  • Capital increase made via borrowing from shareholders.

By the Decree of Council of Ministers (no: 2015/7910), the Council of Ministers has re-determined the deemed interest deduction rate for the following cases:

  1. Publicly traded companies (listed in Borsa Istanbul [BIST]): For the companies that are publicly traded in BIST at the last day of the year in which the 50% interest deduction is benefited, the rate would be increased by:
    • 25 points if the publicly traded rate of nominal/value or the amount of registered shares of the company is 50% or less (totally 75%).
    • 50 points if more than 50% of the nominal/registered shares of the company is traded in BIST (totally 100%).
  2. Capital increase for investments with investment incentives: In case the capital increase made in cash has been used for investments on manufacturing or industrial plants, purchase of machines or equipment required for such plants, or lands or states for building of such plants, the 50% rate has been increased by 25 points.
  3. Other companies: Any company that is not subject to 0% or falls under category (a) and (b) will benefit from a 50 points deduction.

The Decree reduced the rate to 0% for the capital increases made for the following cases:

  • The income of the company consists at least 25% of passive income (e.g. interest, dividends, rental income, license fees, capital gains obtained from sales of marketable securities).
  • At least 50% of the total assets of the company consists of affiliate marketable securities, shares, and subsidiary companies.
  • Invest capital or provide a loan to another company, which are limited only with the corresponding capital increase made in cash amount.
  • Investment in real estate companies (limited only with the corresponding investment amount).

Bad debt

Bad and doubtful accounts receivable are deductible under certain conditions. Amounts of the receivables collected afterwards are added to the profits of the year in which they are collected.

Charitable contributions

Donations to listed charities and for construction of schools, hospitals, and scientific research organisations are deductible at up to 5% of the company’s gross profit.

Pensions and employee termination benefits

Payments for pensions and employee termination benefits are deductible for CIT purposes under certain conditions.

Fines and penalties

In principle, fines and penalties incurred due to the wrong-doings of the taxpayer or its employees are not tax deductible.

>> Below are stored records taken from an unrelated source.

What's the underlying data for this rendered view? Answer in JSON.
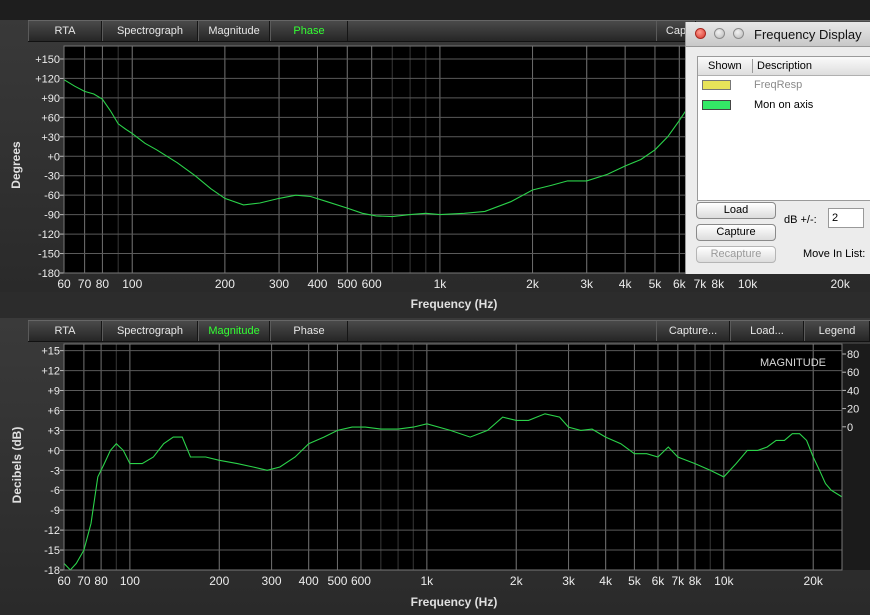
{
  "top_panel": {
    "tabs": [
      {
        "label": "RTA",
        "active": false
      },
      {
        "label": "Spectrograph",
        "active": false
      },
      {
        "label": "Magnitude",
        "active": false
      },
      {
        "label": "Phase",
        "active": true
      }
    ],
    "right_tabs": [
      {
        "label": "Cap"
      }
    ],
    "y_axis_label": "Degrees",
    "x_axis_label": "Frequency (Hz)"
  },
  "bottom_panel": {
    "tabs": [
      {
        "label": "RTA",
        "active": false
      },
      {
        "label": "Spectrograph",
        "active": false
      },
      {
        "label": "Magnitude",
        "active": true
      },
      {
        "label": "Phase",
        "active": false
      }
    ],
    "right_tabs": [
      {
        "label": "Capture..."
      },
      {
        "label": "Load..."
      },
      {
        "label": "Legend"
      }
    ],
    "y_axis_label": "Decibels (dB)",
    "x_axis_label": "Frequency (Hz)",
    "overlay_label": "MAGNITUDE"
  },
  "freq_ticks": [
    {
      "f": 60,
      "label": "60"
    },
    {
      "f": 70,
      "label": "70"
    },
    {
      "f": 80,
      "label": "80"
    },
    {
      "f": 100,
      "label": "100"
    },
    {
      "f": 200,
      "label": "200"
    },
    {
      "f": 300,
      "label": "300"
    },
    {
      "f": 400,
      "label": "400"
    },
    {
      "f": 500,
      "label": "500"
    },
    {
      "f": 600,
      "label": "600"
    },
    {
      "f": 1000,
      "label": "1k"
    },
    {
      "f": 2000,
      "label": "2k"
    },
    {
      "f": 3000,
      "label": "3k"
    },
    {
      "f": 4000,
      "label": "4k"
    },
    {
      "f": 5000,
      "label": "5k"
    },
    {
      "f": 6000,
      "label": "6k"
    },
    {
      "f": 7000,
      "label": "7k"
    },
    {
      "f": 8000,
      "label": "8k"
    },
    {
      "f": 10000,
      "label": "10k"
    },
    {
      "f": 20000,
      "label": "20k"
    }
  ],
  "dialog": {
    "title": "Frequency Display",
    "columns": [
      "Shown",
      "Description"
    ],
    "rows": [
      {
        "label": "FreqResp",
        "color": "#e8e45a",
        "enabled": false
      },
      {
        "label": "Mon on axis",
        "color": "#33e866",
        "enabled": true
      }
    ],
    "load_button": "Load",
    "capture_button": "Capture",
    "recapture_button": "Recapture",
    "db_label": "dB +/-:",
    "db_value": "2",
    "move_label": "Move In List:"
  },
  "colors": {
    "trace": "#2bd24a",
    "active_tab": "#33ff33",
    "grid": "#555555"
  },
  "chart_data": [
    {
      "type": "line",
      "title": "",
      "xlabel": "Frequency (Hz)",
      "ylabel": "Degrees",
      "x_scale": "log",
      "xlim": [
        60,
        25000
      ],
      "ylim": [
        -180,
        170
      ],
      "y_ticks": [
        150,
        120,
        90,
        60,
        30,
        0,
        -30,
        -60,
        -90,
        -120,
        -150,
        -180
      ],
      "y_tick_labels": [
        "+150",
        "+120",
        "+90",
        "+60",
        "+30",
        "+0",
        "-30",
        "-60",
        "-90",
        "-120",
        "-150",
        "-180"
      ],
      "grid": true,
      "series": [
        {
          "name": "",
          "x": [
            60,
            65,
            70,
            75,
            80,
            85,
            90,
            95,
            100,
            110,
            120,
            140,
            160,
            180,
            200,
            230,
            260,
            300,
            340,
            380,
            430,
            500,
            560,
            620,
            700,
            800,
            900,
            1000,
            1200,
            1400,
            1700,
            2000,
            2300,
            2600,
            3000,
            3500,
            4000,
            4500,
            5000,
            5500,
            6000,
            6500,
            7000
          ],
          "y": [
            118,
            108,
            100,
            96,
            88,
            70,
            50,
            42,
            35,
            20,
            10,
            -10,
            -30,
            -50,
            -65,
            -75,
            -72,
            -65,
            -60,
            -62,
            -70,
            -80,
            -88,
            -92,
            -93,
            -90,
            -88,
            -90,
            -88,
            -85,
            -70,
            -52,
            -45,
            -38,
            -38,
            -28,
            -15,
            -5,
            10,
            30,
            55,
            80,
            110
          ]
        }
      ]
    },
    {
      "type": "line",
      "title": "",
      "xlabel": "Frequency (Hz)",
      "ylabel": "Decibels (dB)",
      "x_scale": "log",
      "xlim": [
        60,
        25000
      ],
      "ylim": [
        -18,
        16
      ],
      "y_ticks": [
        15,
        12,
        9,
        6,
        3,
        0,
        -3,
        -6,
        -9,
        -12,
        -15,
        -18
      ],
      "y_tick_labels": [
        "+15",
        "+12",
        "+9",
        "+6",
        "+3",
        "+0",
        "-3",
        "-6",
        "-9",
        "-12",
        "-15",
        "-18"
      ],
      "y2_ticks": [
        80,
        60,
        40,
        20,
        0
      ],
      "y2_tick_labels": [
        "80",
        "60",
        "40",
        "20",
        "0"
      ],
      "grid": true,
      "series": [
        {
          "name": "",
          "x": [
            60,
            63,
            66,
            70,
            74,
            78,
            82,
            86,
            90,
            95,
            100,
            110,
            120,
            130,
            140,
            150,
            160,
            180,
            200,
            230,
            260,
            290,
            320,
            360,
            400,
            450,
            500,
            560,
            620,
            700,
            800,
            900,
            1000,
            1200,
            1400,
            1600,
            1800,
            2000,
            2200,
            2500,
            2800,
            3000,
            3300,
            3600,
            4000,
            4500,
            5000,
            5500,
            6000,
            6500,
            7000,
            8000,
            9000,
            10000,
            11000,
            12000,
            13000,
            14000,
            15000,
            16000,
            17000,
            18000,
            19000,
            20000,
            21000,
            22000,
            23000,
            24000,
            25000
          ],
          "y": [
            -17,
            -18,
            -17,
            -15,
            -11,
            -4,
            -2,
            0,
            1,
            0,
            -2,
            -2,
            -1,
            1,
            2,
            2,
            -1,
            -1,
            -1.5,
            -2,
            -2.5,
            -3,
            -2.5,
            -1,
            1,
            2,
            3,
            3.5,
            3.5,
            3.2,
            3.2,
            3.5,
            4,
            3,
            2,
            3,
            5,
            4.5,
            4.5,
            5.5,
            5,
            3.5,
            3,
            3.2,
            2,
            1,
            -0.5,
            -0.5,
            -1,
            0.5,
            -1,
            -2,
            -3,
            -4,
            -2,
            0,
            0,
            0.5,
            1.5,
            1.5,
            2.5,
            2.5,
            1.5,
            -1,
            -3,
            -5,
            -6,
            -6.5,
            -7
          ]
        }
      ]
    }
  ]
}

Essentially, the CIT itself and VAT are, subject to certain exceptions, not deductible for CIT purposes.

Fees and duties paid in relation to assets of the company are, in principle, deductible in determining taxable corporate income.

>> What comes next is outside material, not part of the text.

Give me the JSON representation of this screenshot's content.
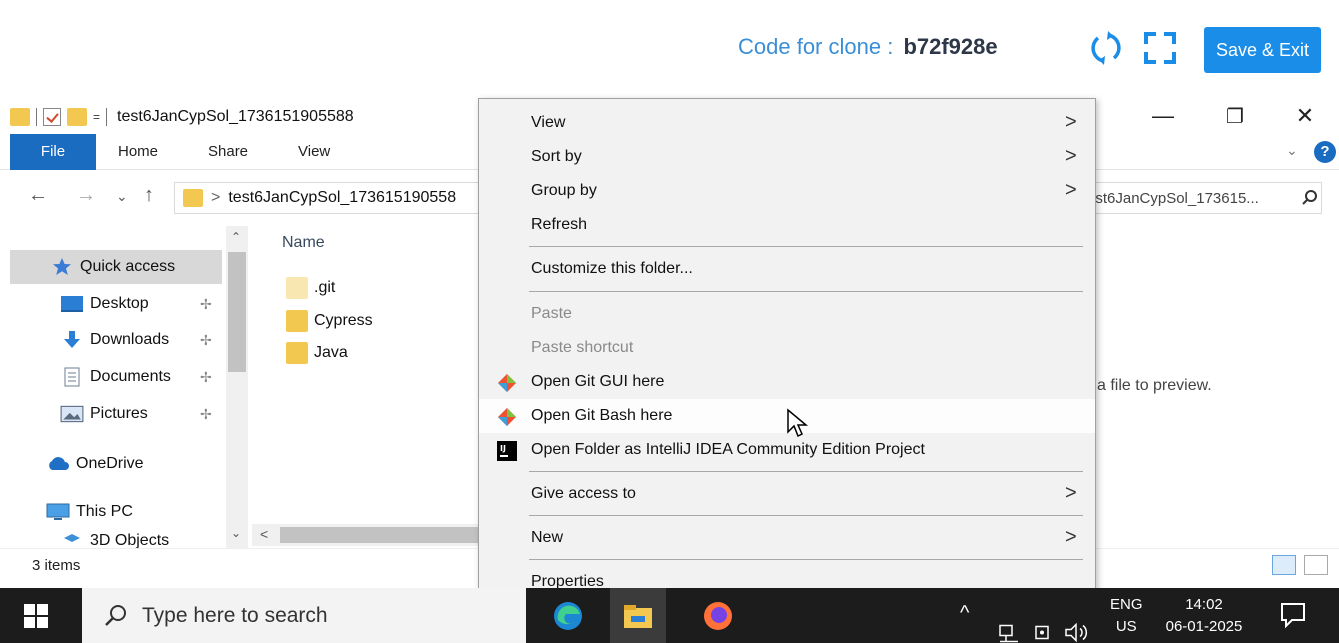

Net operating losses

Corporate losses may be carried forward for five years. Losses cannot be carried back.

Payments to foreign affiliates

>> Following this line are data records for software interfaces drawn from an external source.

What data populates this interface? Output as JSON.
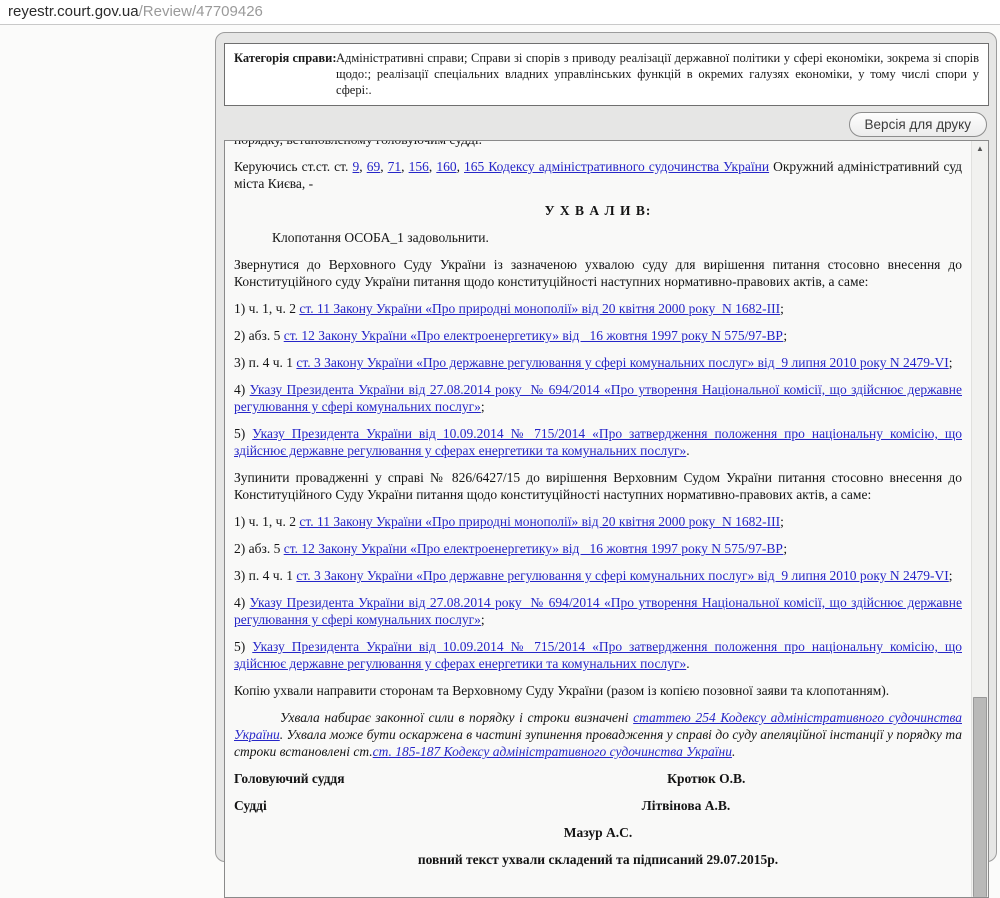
{
  "browser": {
    "url_domain": "reyestr.court.gov.ua",
    "url_path": "/Review/47709426"
  },
  "category": {
    "label": "Категорія справи:",
    "text": "Адміністративні справи; Справи зі спорів з приводу реалізації державної політики у сфері економіки, зокрема зі спорів щодо:; реалізації спеціальних владних управлінських функцій в окремих галузях економіки, у тому числі спори у сфері:."
  },
  "toolbar": {
    "print_button": "Версія для друку"
  },
  "icons": {
    "scrollbar_up": "▲"
  },
  "colors": {
    "link": "#2626c8",
    "panel": "#e6e6e5",
    "doc_bg": "#f9f9f8",
    "text": "#141414"
  },
  "document": {
    "paragraphs": [
      {
        "class": "clipped",
        "name": "clipped-line",
        "segments": [
          {
            "t": "порядку, встановленому головуючим судді."
          }
        ]
      },
      {
        "class": "",
        "name": "paragraph-legal-basis",
        "segments": [
          {
            "t": "Керуючись ст.ст. ст. "
          },
          {
            "t": "9",
            "link": true
          },
          {
            "t": ", "
          },
          {
            "t": "69",
            "link": true
          },
          {
            "t": ", "
          },
          {
            "t": "71",
            "link": true
          },
          {
            "t": ", "
          },
          {
            "t": "156",
            "link": true
          },
          {
            "t": ", "
          },
          {
            "t": "160",
            "link": true
          },
          {
            "t": ", "
          },
          {
            "t": "165 Кодексу адміністративного судочинства України",
            "link": true
          },
          {
            "t": " Окружний адміністративний суд міста Києва, -"
          }
        ]
      },
      {
        "class": "center",
        "name": "ruling-heading",
        "segments": [
          {
            "t": "У Х В А Л И В:"
          }
        ]
      },
      {
        "class": "indent",
        "name": "paragraph-motion",
        "segments": [
          {
            "t": "Клопотання ОСОБА_1 задовольнити."
          }
        ]
      },
      {
        "class": "",
        "name": "paragraph-appeal-supreme-court",
        "segments": [
          {
            "t": "Звернутися до Верховного Суду України із зазначеною ухвалою суду для вирішення питання стосовно внесення до Конституційного суду України питання щодо конституційності наступних нормативно-правових актів, а саме:"
          }
        ]
      },
      {
        "class": "",
        "name": "list-item-1",
        "segments": [
          {
            "t": "1) ч. 1, ч. 2 "
          },
          {
            "t": "ст. 11 Закону України «Про природні монополії» від 20 квітня 2000 року  N 1682-III",
            "link": true
          },
          {
            "t": ";"
          }
        ]
      },
      {
        "class": "",
        "name": "list-item-2",
        "segments": [
          {
            "t": "2) абз. 5 "
          },
          {
            "t": "ст. 12 Закону України «Про електроенергетику» від   16 жовтня 1997 року N 575/97-ВР",
            "link": true
          },
          {
            "t": ";"
          }
        ]
      },
      {
        "class": "",
        "name": "list-item-3",
        "segments": [
          {
            "t": "3) п. 4 ч. 1 "
          },
          {
            "t": "ст. 3 Закону України «Про державне регулювання у сфері комунальних послуг» від  9 липня 2010 року N 2479-VI",
            "link": true
          },
          {
            "t": ";"
          }
        ]
      },
      {
        "class": "",
        "name": "list-item-4",
        "segments": [
          {
            "t": "4) "
          },
          {
            "t": "Указу Президента України від 27.08.2014 року  № 694/2014 «Про утворення Національної комісії, що здійснює державне регулювання у сфері комунальних послуг»",
            "link": true
          },
          {
            "t": ";"
          }
        ]
      },
      {
        "class": "",
        "name": "list-item-5",
        "segments": [
          {
            "t": "5) "
          },
          {
            "t": "Указу Президента України від 10.09.2014 № 715/2014 «Про затвердження положення про національну комісію, що здійснює державне регулювання у сферах енергетики та комунальних послуг»",
            "link": true
          },
          {
            "t": "."
          }
        ]
      },
      {
        "class": "",
        "name": "paragraph-suspend-proceedings",
        "segments": [
          {
            "t": "Зупинити провадженні у справі № 826/6427/15 до вирішення Верховним Судом України питання стосовно внесення до Конституційного Суду України питання щодо конституційності наступних нормативно-правових актів, а саме:"
          }
        ]
      },
      {
        "class": "",
        "name": "list-item-1-repeat",
        "segments": [
          {
            "t": "1) ч. 1, ч. 2 "
          },
          {
            "t": "ст. 11 Закону України «Про природні монополії» від 20 квітня 2000 року  N 1682-III",
            "link": true
          },
          {
            "t": ";"
          }
        ]
      },
      {
        "class": "",
        "name": "list-item-2-repeat",
        "segments": [
          {
            "t": "2) абз. 5 "
          },
          {
            "t": "ст. 12 Закону України «Про електроенергетику» від   16 жовтня 1997 року N 575/97-ВР",
            "link": true
          },
          {
            "t": ";"
          }
        ]
      },
      {
        "class": "",
        "name": "list-item-3-repeat",
        "segments": [
          {
            "t": "3) п. 4 ч. 1 "
          },
          {
            "t": "ст. 3 Закону України «Про державне регулювання у сфері комунальних послуг» від  9 липня 2010 року N 2479-VI",
            "link": true
          },
          {
            "t": ";"
          }
        ]
      },
      {
        "class": "",
        "name": "list-item-4-repeat",
        "segments": [
          {
            "t": "4) "
          },
          {
            "t": "Указу Президента України від 27.08.2014 року  № 694/2014 «Про утворення Національної комісії, що здійснює державне регулювання у сфері комунальних послуг»",
            "link": true
          },
          {
            "t": ";"
          }
        ]
      },
      {
        "class": "",
        "name": "list-item-5-repeat",
        "segments": [
          {
            "t": "5) "
          },
          {
            "t": "Указу Президента України від 10.09.2014 № 715/2014 «Про затвердження положення про національну комісію, що здійснює державне регулювання у сферах енергетики та комунальних послуг»",
            "link": true
          },
          {
            "t": "."
          }
        ]
      },
      {
        "class": "",
        "name": "paragraph-copy-delivery",
        "segments": [
          {
            "t": "Копію ухвали направити сторонам та Верховному Суду України (разом із копією позовної заяви та клопотанням)."
          }
        ]
      },
      {
        "class": "italic",
        "name": "paragraph-legal-force",
        "segments": [
          {
            "t": "Ухвала набирає законної сили в порядку і строки визначені "
          },
          {
            "t": "статтею 254 Кодексу адміністративного судочинства України",
            "link": true
          },
          {
            "t": ". Ухвала може бути оскаржена в частині зупинення провадження у справі до суду апеляційної інстанції у порядку та строки встановлені ст."
          },
          {
            "t": "ст. 185-187 Кодексу адміністративного судочинства України",
            "link": true
          },
          {
            "t": "."
          }
        ]
      },
      {
        "type": "sig",
        "name": "signature-presiding-judge",
        "label": "Головуючий суддя",
        "name_text": "Кротюк О.В.",
        "name_left": "59.5%"
      },
      {
        "type": "sig",
        "name": "signature-judges",
        "label": "Судді",
        "name_text": "Літвінова А.В.",
        "name_left": "56%"
      },
      {
        "class": "sigc",
        "name": "signature-judge-mazur",
        "segments": [
          {
            "t": "Мазур А.С."
          }
        ]
      },
      {
        "class": "sigc",
        "name": "full-text-date-note",
        "segments": [
          {
            "t": "повний текст ухвали складений та підписаний 29.07.2015р."
          }
        ]
      }
    ]
  }
}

Charges for royalties and interest by foreign affiliates may be deductible for CIT purposes, provided that transfer pricing and thin capitalisation rules are followed (see the Group taxation section for more information).